The largest opportunity for savings was found on installing a pool cover to prevent loss of heat during evaporation. Other ECMs found, affecting both or only one of the analyzed buildings, were increase of server room temperature setpoint, schedule of pool pump circulations, replacement of in-pool lights, installation of flow regulators on restroom faucets, reduction of compressed air pressure in the compressed air system used for air tools, control of the pool exhaust fan, lighting controls and upgrades, implementation of demand controlled ventilation, replacement of and old boiler with a condensing one, addition of VFDs to RTU fans and installation of synchronous belts on AHU fans. Studies were also conducted into the feasibility of co-generation, renewable energy sources and retro-commissioning. These were preliminary assessments and based on the results, co-generation and renewable energy sources were not found to be cost effective. A full re-commissioning of the hospital building was not recommended even though the measures identified during the feasibility study should be investigated further and implemented if found to be practical. The existing and proposed annual energy usage and cost for this project are shown below.
When implemented, the ECMs will save over $26,583 per year with a simple payback of 3.5 years. The list of measures is prioritized by simple payback such that short-term investments are expected to be implemented first and longer term investments implemented last. Some interactive effects are accounted for in the calculation of energy savings such that if a different implementation sequence is followed the savings realized will vary to a degree. Total savings for electricity is 199,086 kWh/yr, for gas the savings is 7,847 Therm/yr, and for water savings is 21 MGal/yr. Total energy savings results in a 27% reduction in energy intensity. All values were evaluated using bin simulations and spreadsheet calculations based upon standard energy savings estimating methods and known and assumed operating conditions.

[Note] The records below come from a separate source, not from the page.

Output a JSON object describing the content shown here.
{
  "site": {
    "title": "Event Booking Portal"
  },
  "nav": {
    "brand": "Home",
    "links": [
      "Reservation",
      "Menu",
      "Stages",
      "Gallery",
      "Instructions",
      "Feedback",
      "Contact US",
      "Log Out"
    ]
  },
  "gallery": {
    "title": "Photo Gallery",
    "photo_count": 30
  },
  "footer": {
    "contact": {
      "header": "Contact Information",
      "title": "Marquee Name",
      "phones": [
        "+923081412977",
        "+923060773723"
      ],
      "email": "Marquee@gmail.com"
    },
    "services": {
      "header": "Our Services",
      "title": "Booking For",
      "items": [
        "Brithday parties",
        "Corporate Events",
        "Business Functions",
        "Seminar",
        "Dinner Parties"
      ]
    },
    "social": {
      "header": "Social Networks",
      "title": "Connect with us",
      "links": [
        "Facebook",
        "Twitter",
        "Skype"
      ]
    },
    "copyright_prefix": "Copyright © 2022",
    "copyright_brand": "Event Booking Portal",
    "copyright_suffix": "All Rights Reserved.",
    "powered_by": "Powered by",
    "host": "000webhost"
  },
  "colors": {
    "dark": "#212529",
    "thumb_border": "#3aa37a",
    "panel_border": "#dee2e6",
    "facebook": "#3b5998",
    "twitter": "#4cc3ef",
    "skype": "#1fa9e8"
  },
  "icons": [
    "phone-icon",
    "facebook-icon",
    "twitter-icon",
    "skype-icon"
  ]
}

Various incentives were identified through utility companies and various federal programs.